I transposed this from Jocko Willink’s podcast (ex-Navy Seal Commander). His answer to this question was so profound I just had to share it! Enjoy.
People always get into adversarial relationships with me. I’ve been told that I’m scary before, but never understood why. How do I maneuver around this without looking weak to appear less threatening? Do I accept that I appear to rub people the wrong way?
Jocko’s Answer (edited and rearranged):
It’s definitely time for some self awareness here. It sounds like you are an abrasive person that intimidates people. I know what it’s like to be that person because I could come across as intimidating.
You might be looking for reinforcement, like, “Hey those people are scared of you and don’t deserve your mercy.” Or, “Use your intimidation factor to overrun those people.” But you’re not going to get that here because that’s not going to help you.
So whenever I hear this type of question, I think there is some little insecurity going on. That’s not an insult, but that’s what I sense because everyone has insecurities, I do, you do too.
You talk about people being scared of you, but the fact is that you’re the one that’s scared.

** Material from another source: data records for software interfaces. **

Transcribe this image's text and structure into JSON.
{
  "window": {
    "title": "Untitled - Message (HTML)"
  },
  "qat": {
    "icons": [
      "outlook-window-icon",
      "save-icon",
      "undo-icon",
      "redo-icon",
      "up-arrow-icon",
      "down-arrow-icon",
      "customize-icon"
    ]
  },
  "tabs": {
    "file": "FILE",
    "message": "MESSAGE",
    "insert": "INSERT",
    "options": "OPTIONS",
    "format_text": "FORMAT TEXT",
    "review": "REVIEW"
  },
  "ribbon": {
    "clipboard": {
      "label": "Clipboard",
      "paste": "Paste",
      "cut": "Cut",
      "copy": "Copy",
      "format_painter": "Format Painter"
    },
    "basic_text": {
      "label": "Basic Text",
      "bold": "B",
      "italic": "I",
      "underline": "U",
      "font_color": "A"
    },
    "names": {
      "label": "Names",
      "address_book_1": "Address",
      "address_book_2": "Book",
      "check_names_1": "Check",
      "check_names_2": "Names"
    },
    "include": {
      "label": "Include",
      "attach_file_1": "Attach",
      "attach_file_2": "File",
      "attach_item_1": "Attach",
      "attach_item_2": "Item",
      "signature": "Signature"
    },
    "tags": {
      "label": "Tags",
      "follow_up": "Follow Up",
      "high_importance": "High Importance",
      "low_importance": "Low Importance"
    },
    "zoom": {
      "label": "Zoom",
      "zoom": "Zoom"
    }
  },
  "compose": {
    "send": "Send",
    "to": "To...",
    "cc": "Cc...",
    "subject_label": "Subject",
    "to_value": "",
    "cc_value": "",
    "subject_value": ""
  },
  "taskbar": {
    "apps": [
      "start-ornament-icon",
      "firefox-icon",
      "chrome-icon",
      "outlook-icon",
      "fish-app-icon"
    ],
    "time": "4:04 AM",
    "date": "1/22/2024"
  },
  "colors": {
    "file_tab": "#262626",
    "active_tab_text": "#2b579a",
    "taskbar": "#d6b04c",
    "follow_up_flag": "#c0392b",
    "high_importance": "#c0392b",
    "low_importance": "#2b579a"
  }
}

And you actually said it yourself that you don’t want to appear to be “weak.” You don’t want to appear like a bitch. That feeling?
Fear of looking weak.
Fear of looking wrong.
Fear of failure.
Fear of vulnerability.
And those are real. Everybody should be feeling those fears at some level, but you have to overcome those fears. If you don’t, then how are you ever going to step up? If you’re too afraid to be wrong, how are you going to answer a question? If you’re too afraid to look weak, how are you ever going to expose any weakness? And if you don’t expose any weaknesses, well then, just build a bunker around yourself and sit in it by yourself.
And I don’t know what insecurities you have, it could be any number of things:
You don’t think you’re as smart as they are.
You don’t think you’re as charismatic as they are.
Maybe you don’t think you have the strategic vision that they have.
Whatever those insecurities are, it’s all good. We all got ’em. No big deal. But if you stop hiding them and start owning them, then not only will you become a better leader, but you will become a better person.
As a leader, you need to develop relationships up and down the chain of command, that’s what you’re supposed to do. That means you need to communicate with people. That means you need to talk, you need to listen, and you need to develop trust.
One of the ways to develop trust with other people is by exposing some vulnerability. You can say:
“Hey Bill, I’m not sure how to do this,” or,
“Hey Susan, can you help me with this issue, I don’t know how to solve it.”
Those are ways to build trust and thereby build relationships. It’s hard to do that because you don’t want to look stupid, you don’t want to look weak, you don’t want to admit that you don’t know something, because you want to be Mr. Strong and know it all.
And so, you’re probably putting up a front. An aggressive front. An abrasive front. It’s a wall to keep other people intimidated. In your mind you’re thinking, “It’s not my fault, it’s their fault that they’re scared of me! It’s their fault because I’m so intimidating!”
Wrong. The better thing to do is humble yourself.
Open yourself up to the pain and discomfort of displaying weakness, error, and failure.
Open yourself up to trying to be nice to other people instead of being scared of what’s going to happen if you expose yourself. Go ahead and throw it out there. Act pleasant to them so they talk to you without fear and in doing those things you can overcome whatever insecurities you have.
So to your last question… “Should I just accept that I rub people the wrong way?” You can. You can accept that you rub people the wrong way, but then you might as well accept that you’re never going to be a true leader.
That you’re never going to build any relationships, that you’re never going to inspire anybody, and that you’re never going to be a leader of a unified high performing team…
Probably not worth it.
So, take a breath and get humble. And take another crack at this gig.
Check out Jocko Willink’s podcast if you haven’t heard of him, he’s awesome.